Executives from major US companies, including Intel, Qualcomm, Micron Technology and Advanced Micro Devices, signed the letter.
It comes at a time when a global chip shortage has crippled the Ford Motor and General Motors factory lines, with automaker executives predicting billions in lost profits. The tight stock of chips has made it even more difficult for consumers to purchase popular game consoles, such as Microsoft’s Xbox and Sony’s Playstation.
The missing chips are made mostly in countries like Taiwan and South Korea, which have come to dominate the industry. The letter, sent by the Semiconductor Industry Association, said the United States’ share of semiconductor manufacturing had increased from 37 percent in 1990 to 12 percent today.
“This is mainly because the governments of our global competitors are offering significant incentives and subsidies to attract new semiconductor manufacturing facilities, unlike the United States,” the group said.
Congress authorized grants for chipmaking and semiconductor research last year, but lawmakers have yet to decide how much funding to provide. The US chip group urged Biden to provide this funding in the form of donations or tax credits.

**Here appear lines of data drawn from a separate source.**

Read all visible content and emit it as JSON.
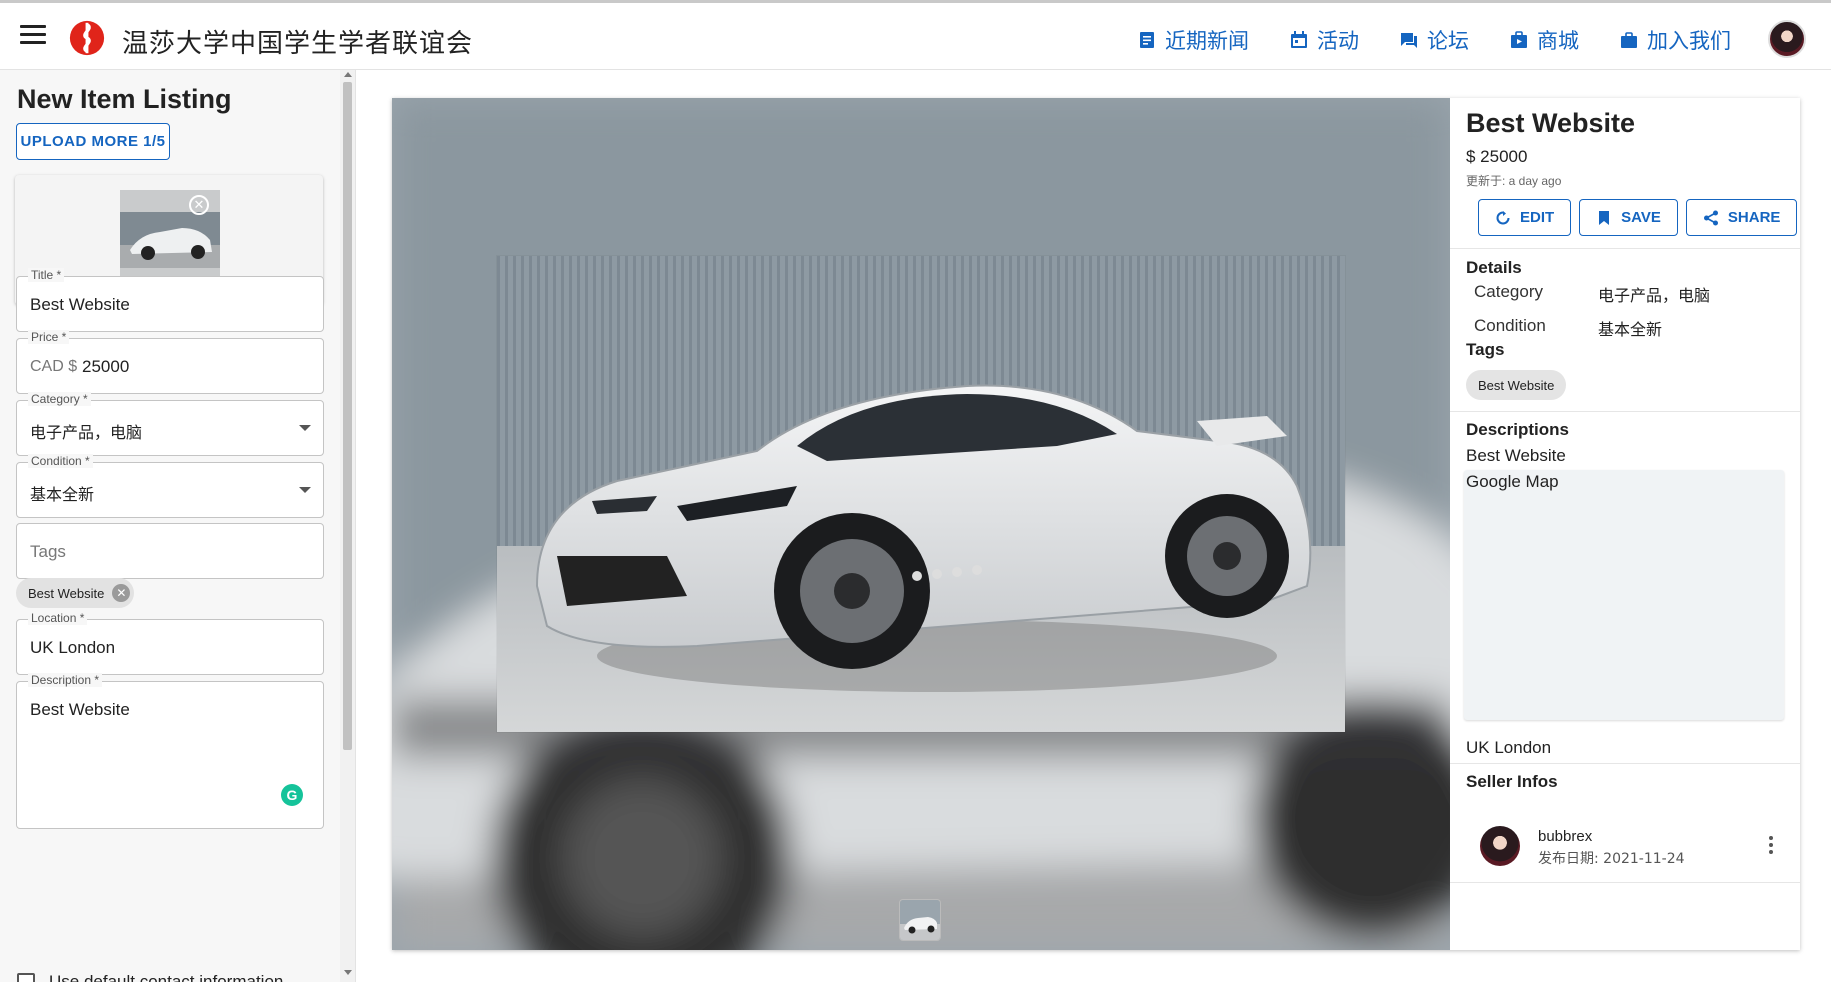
{
  "header": {
    "site_title": "温莎大学中国学生学者联谊会",
    "nav": [
      {
        "label": "近期新闻",
        "icon": "news-icon"
      },
      {
        "label": "活动",
        "icon": "calendar-icon"
      },
      {
        "label": "论坛",
        "icon": "forum-icon"
      },
      {
        "label": "商城",
        "icon": "store-icon"
      },
      {
        "label": "加入我们",
        "icon": "briefcase-icon"
      }
    ],
    "accent": "#1565c0"
  },
  "form": {
    "heading": "New Item Listing",
    "upload_label": "UPLOAD MORE 1/5",
    "title_label": "Title *",
    "title_value": "Best Website",
    "price_label": "Price *",
    "price_prefix": "CAD $",
    "price_value": "25000",
    "category_label": "Category *",
    "category_value": "电子产品，电脑",
    "condition_label": "Condition *",
    "condition_value": "基本全新",
    "tags_placeholder": "Tags",
    "tag_chip": "Best Website",
    "location_label": "Location *",
    "location_value": "UK London",
    "description_label": "Description *",
    "description_value": "Best Website",
    "contact_checkbox_label": "Use default contact information"
  },
  "preview": {
    "title": "Best Website",
    "price": "$ 25000",
    "updated": "更新于: a day ago",
    "actions": {
      "edit": "EDIT",
      "save": "SAVE",
      "share": "SHARE"
    },
    "details_heading": "Details",
    "category_key": "Category",
    "category_value": "电子产品，电脑",
    "condition_key": "Condition",
    "condition_value": "基本全新",
    "tags_heading": "Tags",
    "tag_chip": "Best Website",
    "descriptions_heading": "Descriptions",
    "description_text": "Best Website",
    "map_label": "Google Map",
    "location": "UK London",
    "seller_heading": "Seller Infos",
    "seller_name": "bubbrex",
    "seller_date": "发布日期:  2021-11-24"
  }
}
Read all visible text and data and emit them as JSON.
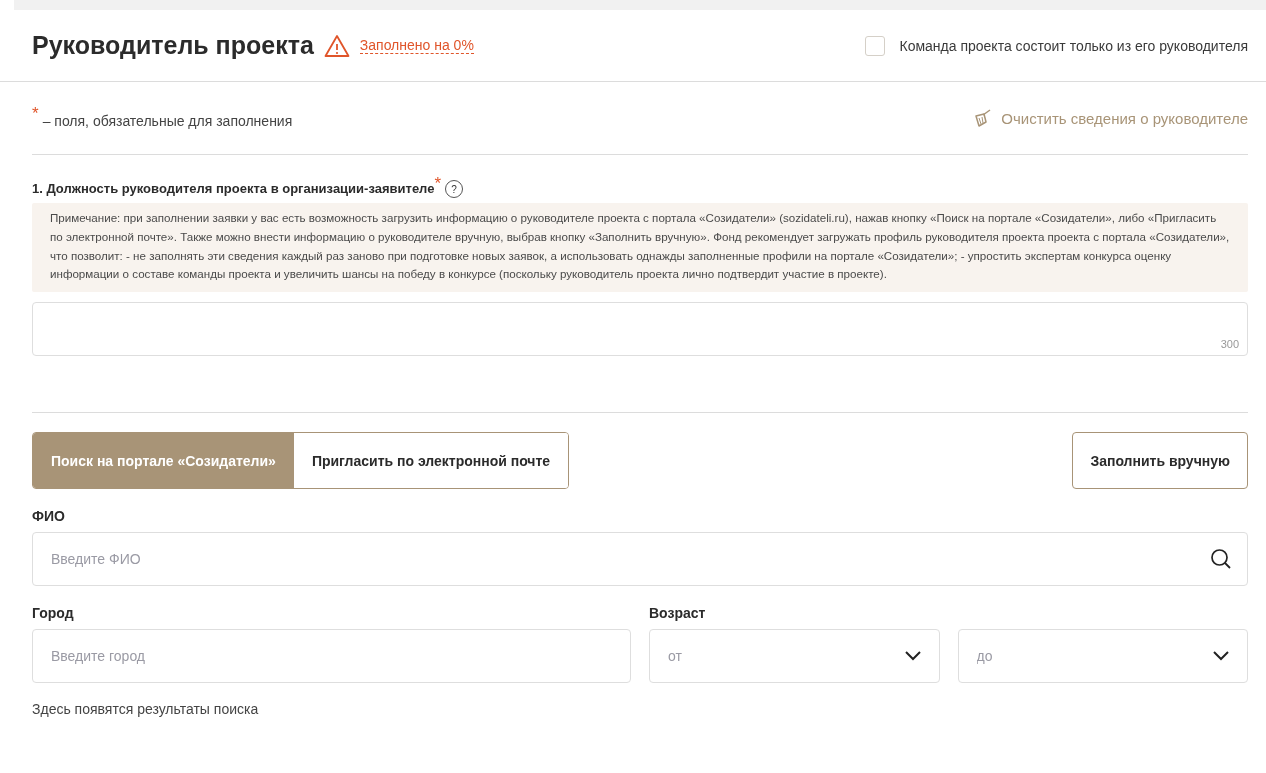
{
  "header": {
    "title": "Руководитель проекта",
    "progress": "Заполнено на 0%",
    "team_checkbox": {
      "label": "Команда проекта состоит только из его руководителя",
      "checked": false
    }
  },
  "required_note": {
    "mark": "*",
    "text": "– поля, обязательные для заполнения"
  },
  "clear_link": "Очистить сведения о руководителе",
  "question": {
    "label": "1. Должность руководителя проекта в организации-заявителе",
    "mark": "*",
    "help": "?",
    "note": "Примечание: при заполнении заявки у вас есть возможность загрузить информацию о руководителе проекта с портала «Созидатели» (sozidateli.ru), нажав кнопку «Поиск на портале «Созидатели», либо «Пригласить по электронной почте». Также можно внести информацию о руководителе вручную, выбрав кнопку «Заполнить вручную». Фонд рекомендует загружать профиль руководителя проекта проекта с портала «Созидатели», что позволит: - не заполнять эти сведения каждый раз заново при подготовке новых заявок, а использовать однажды заполненные профили на портале «Созидатели»; - упростить экспертам конкурса оценку информации о составе команды проекта и увеличить шансы на победу в конкурсе (поскольку руководитель проекта лично подтвердит участие в проекте).",
    "counter": "300"
  },
  "tabs": [
    {
      "label": "Поиск на портале «Созидатели»",
      "selected": true
    },
    {
      "label": "Пригласить по электронной почте",
      "selected": false
    }
  ],
  "manual_button": "Заполнить вручную",
  "fio": {
    "label": "ФИО",
    "placeholder": "Введите ФИО"
  },
  "city": {
    "label": "Город",
    "placeholder": "Введите город"
  },
  "age": {
    "label": "Возраст",
    "from_placeholder": "от",
    "to_placeholder": "до"
  },
  "results_hint": "Здесь появятся результаты поиска"
}
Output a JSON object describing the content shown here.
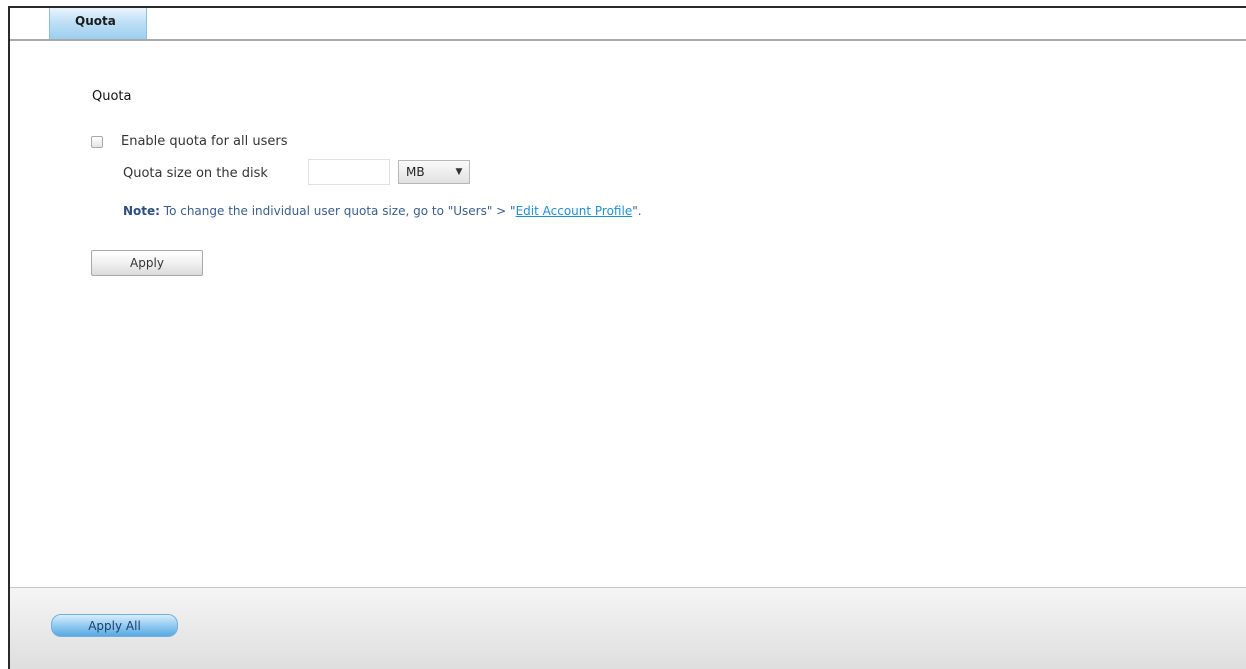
{
  "tabs": [
    {
      "label": "Quota",
      "active": true
    }
  ],
  "section": {
    "title": "Quota"
  },
  "quota": {
    "enable_label": "Enable quota for all users",
    "enable_checked": false,
    "size_label": "Quota size on the disk",
    "size_value": "",
    "unit_selected": "MB"
  },
  "note": {
    "prefix": "Note:",
    "text": " To change the individual user quota size, go to \"Users\" > \"",
    "link": "Edit Account Profile",
    "suffix": "\"."
  },
  "buttons": {
    "apply": "Apply",
    "apply_all": "Apply All"
  },
  "colors": {
    "tab_active": "#9ccff0",
    "link": "#1f8fd6",
    "note_text": "#3a5e8c",
    "apply_all_button": "#5aa8e2"
  },
  "icons": {
    "select_arrow": "chevron-down-icon"
  }
}
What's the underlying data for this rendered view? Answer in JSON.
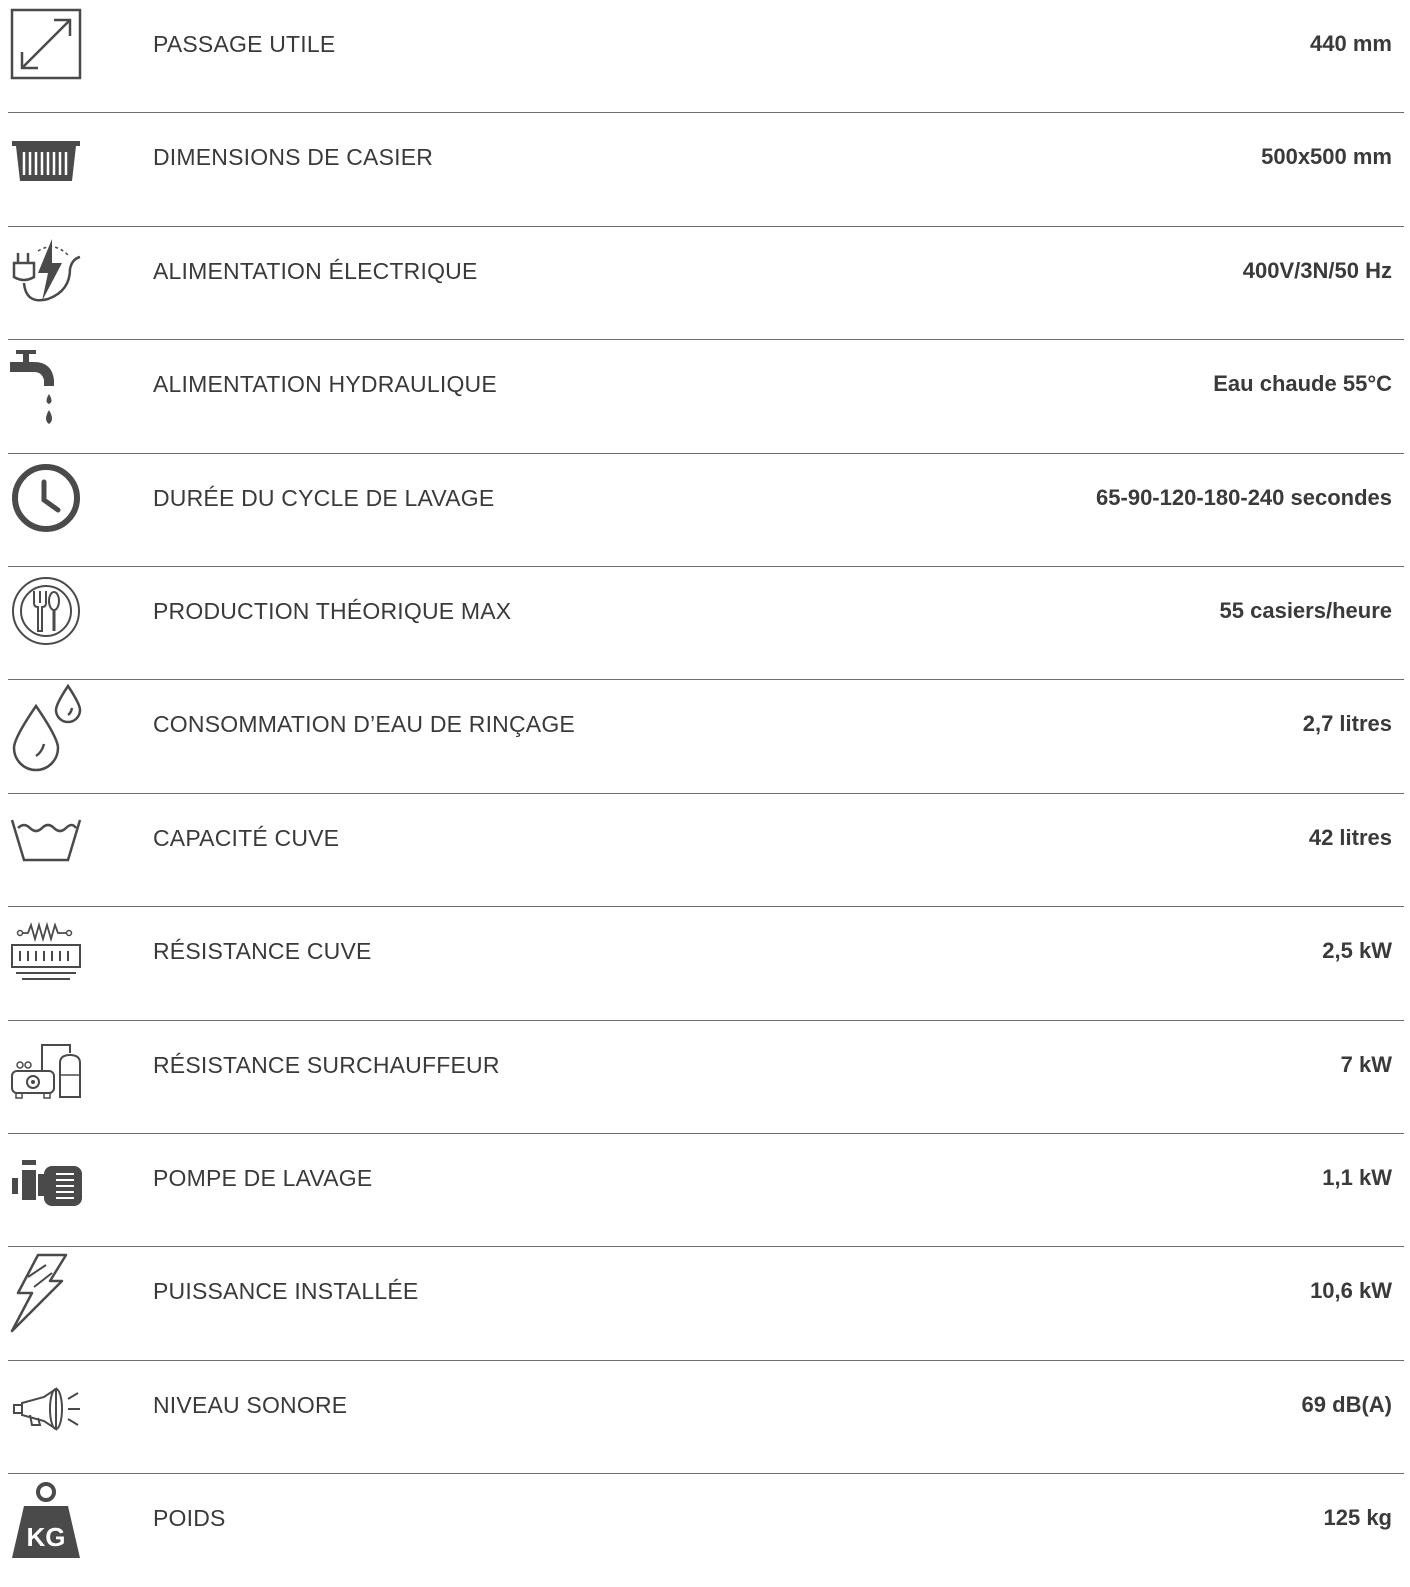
{
  "specs": [
    {
      "icon": "diagonal-arrow-icon",
      "label": "PASSAGE UTILE",
      "value": "440 mm"
    },
    {
      "icon": "rack-basket-icon",
      "label": "DIMENSIONS DE CASIER",
      "value": "500x500 mm"
    },
    {
      "icon": "electric-plug-icon",
      "label": "ALIMENTATION ÉLECTRIQUE",
      "value": "400V/3N/50 Hz"
    },
    {
      "icon": "water-tap-icon",
      "label": "ALIMENTATION HYDRAULIQUE",
      "value": "Eau chaude 55°C"
    },
    {
      "icon": "clock-icon",
      "label": "DURÉE DU CYCLE DE LAVAGE",
      "value": "65-90-120-180-240 secondes"
    },
    {
      "icon": "plate-cutlery-icon",
      "label": "PRODUCTION THÉORIQUE MAX",
      "value": "55 casiers/heure"
    },
    {
      "icon": "water-drops-icon",
      "label": "CONSOMMATION D’EAU DE RINÇAGE",
      "value": "2,7 litres"
    },
    {
      "icon": "tank-icon",
      "label": "CAPACITÉ CUVE",
      "value": "42 litres"
    },
    {
      "icon": "heating-resistor-icon",
      "label": "RÉSISTANCE CUVE",
      "value": "2,5 kW"
    },
    {
      "icon": "boiler-icon",
      "label": "RÉSISTANCE SURCHAUFFEUR",
      "value": "7 kW"
    },
    {
      "icon": "pump-motor-icon",
      "label": "POMPE DE LAVAGE",
      "value": "1,1 kW"
    },
    {
      "icon": "lightning-icon",
      "label": "PUISSANCE INSTALLÉE",
      "value": "10,6 kW"
    },
    {
      "icon": "megaphone-icon",
      "label": "NIVEAU SONORE",
      "value": "69 dB(A)"
    },
    {
      "icon": "weight-kg-icon",
      "label": "POIDS",
      "value": "125 kg",
      "icon_text": "KG"
    }
  ]
}
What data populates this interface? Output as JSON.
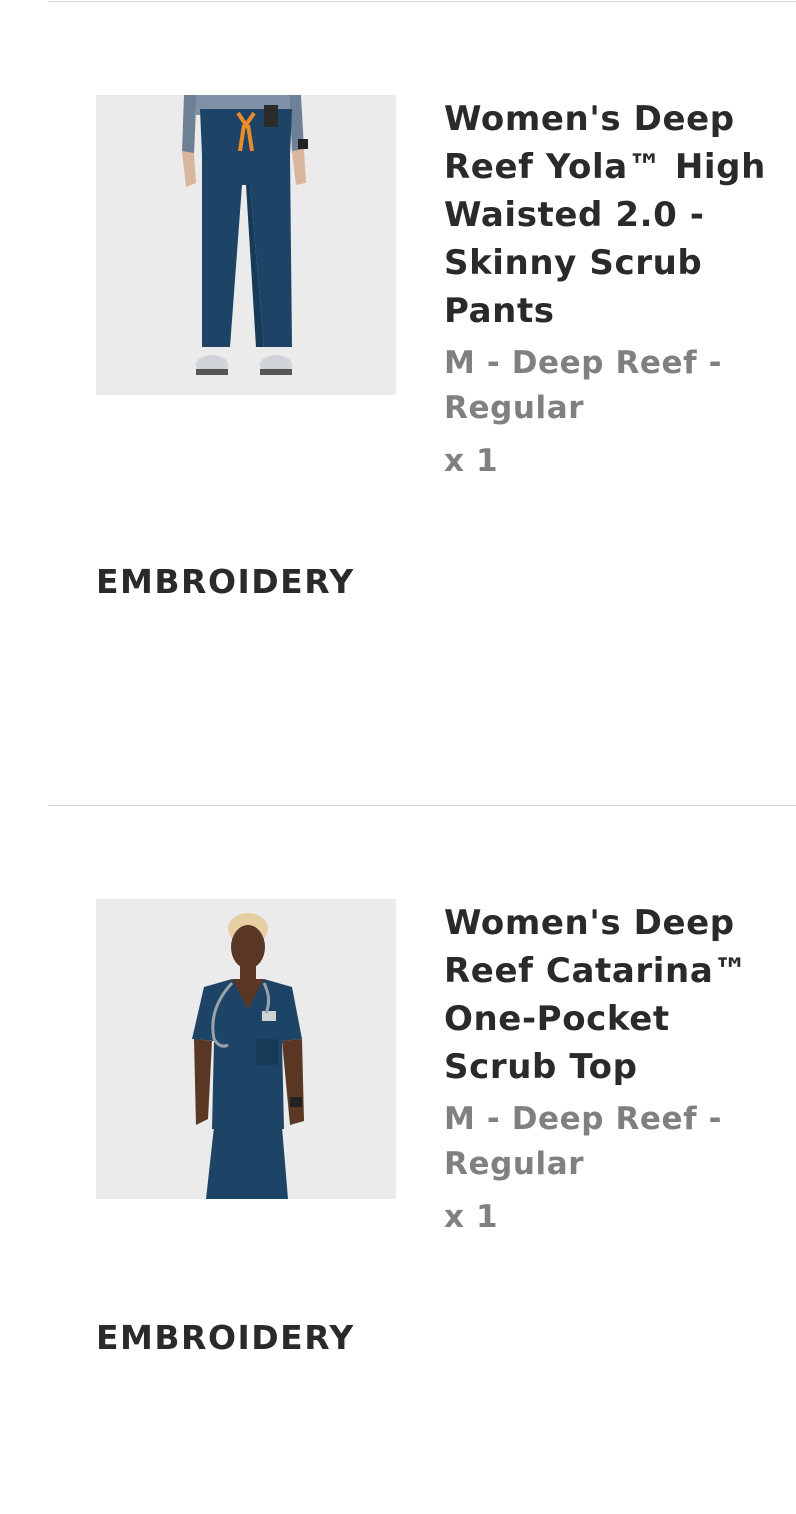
{
  "cart_items": [
    {
      "image_alt": "pants-photo",
      "title": "Women's Deep Reef Yola™ High Waisted 2.0 - Skinny Scrub Pants",
      "variant": "M - Deep Reef - Regular",
      "quantity": "x 1",
      "embroidery_label": "EMBROIDERY"
    },
    {
      "image_alt": "top-photo",
      "title": "Women's Deep Reef Catarina™ One-Pocket Scrub Top",
      "variant": "M - Deep Reef - Regular",
      "quantity": "x 1",
      "embroidery_label": "EMBROIDERY"
    }
  ],
  "colors": {
    "accent": "#1d4466",
    "title_text": "#2a2a2a",
    "variant_text": "#808080",
    "divider": "#d4d4d4"
  }
}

“By working with Congress, your administration now has a historic opportunity to fund these initiatives to make them a reality,” the group wrote. “We believe bold action is needed to address the challenges we face. The costs of inaction are high.